▸ **WHAT YOU SHOULD DO**: Only the words of the entries are wanted, repeated exactly and without images.

▸ **AVAILABLE DATA**:
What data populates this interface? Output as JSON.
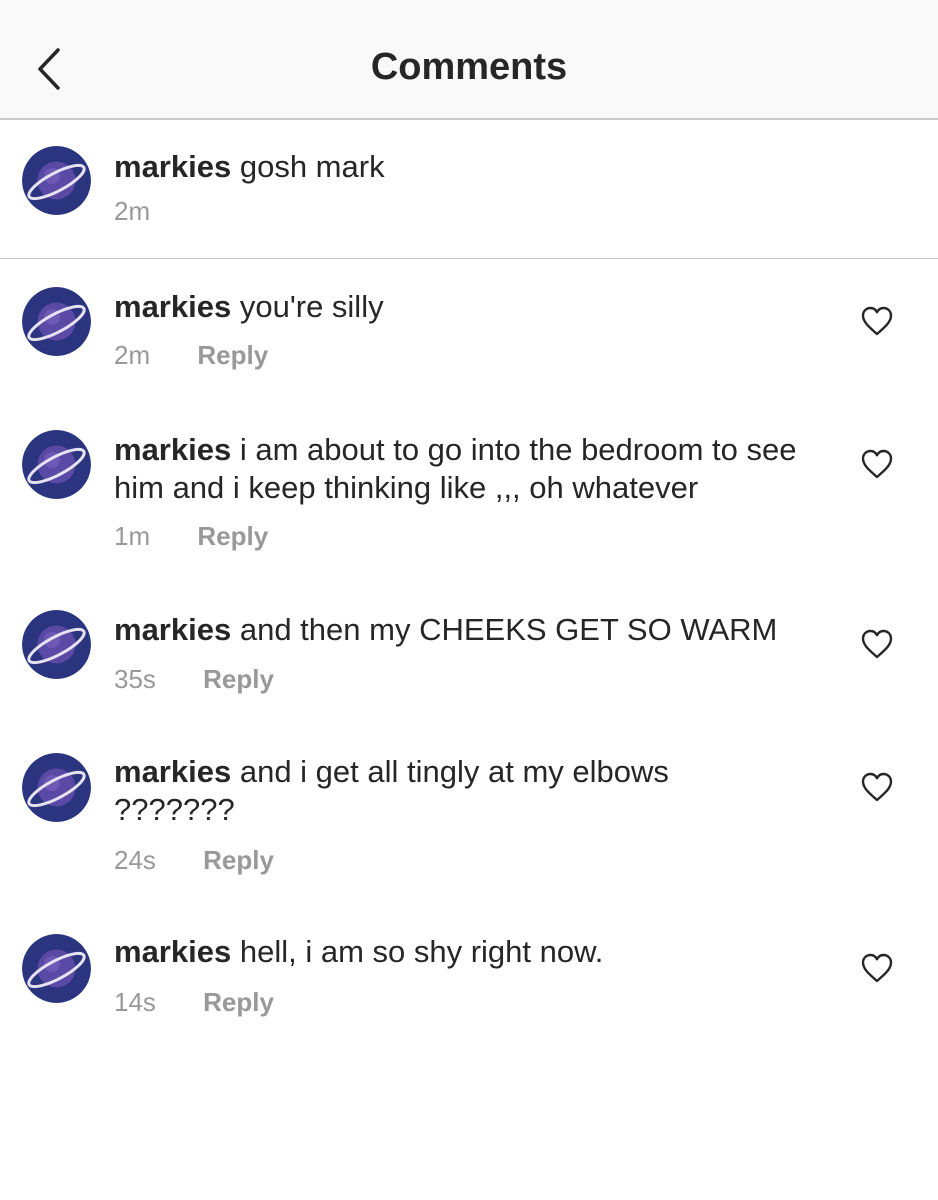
{
  "header": {
    "title": "Comments",
    "back_icon": "chevron-left-icon"
  },
  "caption": {
    "username": "markies",
    "text": "gosh mark",
    "time": "2m"
  },
  "comments": [
    {
      "username": "markies",
      "text": "you're silly",
      "time": "2m",
      "reply_label": "Reply",
      "like_icon": "heart-outline-icon"
    },
    {
      "username": "markies",
      "text": "i am about to go into the bedroom to see him and i keep thinking like ,,, oh whatever",
      "time": "1m",
      "reply_label": "Reply",
      "like_icon": "heart-outline-icon"
    },
    {
      "username": "markies",
      "text": "and then my CHEEKS GET SO WARM",
      "time": "35s",
      "reply_label": "Reply",
      "like_icon": "heart-outline-icon"
    },
    {
      "username": "markies",
      "text": "and i get all tingly at my elbows ???????",
      "time": "24s",
      "reply_label": "Reply",
      "like_icon": "heart-outline-icon"
    },
    {
      "username": "markies",
      "text": "hell, i am so shy right now.",
      "time": "14s",
      "reply_label": "Reply",
      "like_icon": "heart-outline-icon"
    }
  ],
  "colors": {
    "text": "#262626",
    "secondary": "#999999",
    "header_bg": "#f9f9f9",
    "divider": "#c8c8c8",
    "avatar_bg": "#2e3a8c"
  }
}
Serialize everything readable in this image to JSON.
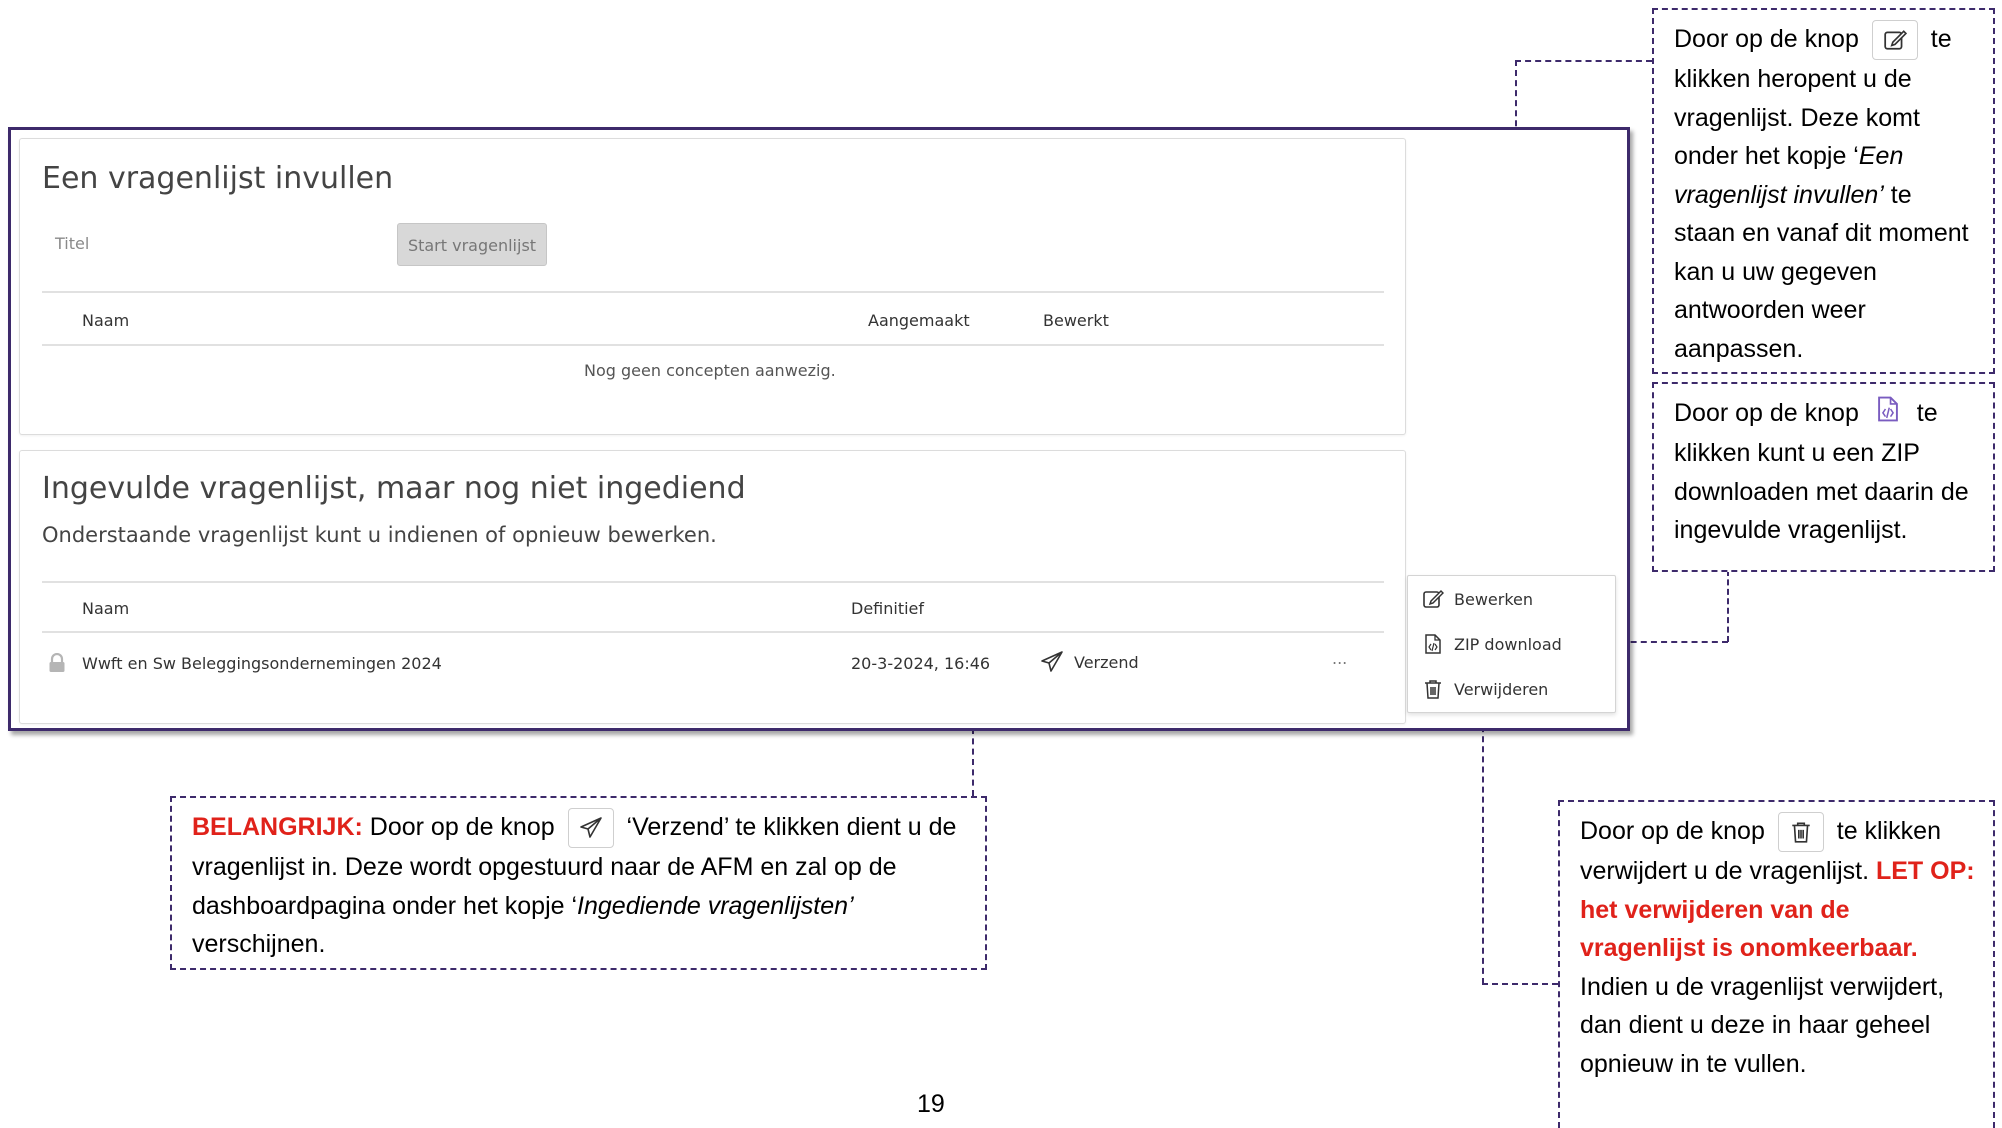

▸ **EXPECTED ANSWER**:
What data populates this interface? Output as JSON.
{
  "header": {
    "title": "Comments",
    "back_icon": "chevron-left-icon"
  },
  "caption": {
    "username": "markies",
    "text": "gosh mark",
    "time": "2m"
  },
  "comments": [
    {
      "username": "markies",
      "text": "you're silly",
      "time": "2m",
      "reply_label": "Reply",
      "like_icon": "heart-outline-icon"
    },
    {
      "username": "markies",
      "text": "i am about to go into the bedroom to see him and i keep thinking like ,,, oh whatever",
      "time": "1m",
      "reply_label": "Reply",
      "like_icon": "heart-outline-icon"
    },
    {
      "username": "markies",
      "text": "and then my CHEEKS GET SO WARM",
      "time": "35s",
      "reply_label": "Reply",
      "like_icon": "heart-outline-icon"
    },
    {
      "username": "markies",
      "text": "and i get all tingly at my elbows ???????",
      "time": "24s",
      "reply_label": "Reply",
      "like_icon": "heart-outline-icon"
    },
    {
      "username": "markies",
      "text": "hell, i am so shy right now.",
      "time": "14s",
      "reply_label": "Reply",
      "like_icon": "heart-outline-icon"
    }
  ],
  "colors": {
    "text": "#262626",
    "secondary": "#999999",
    "header_bg": "#f9f9f9",
    "divider": "#c8c8c8",
    "avatar_bg": "#2e3a8c"
  }
}
Serialize everything readable in this image to JSON.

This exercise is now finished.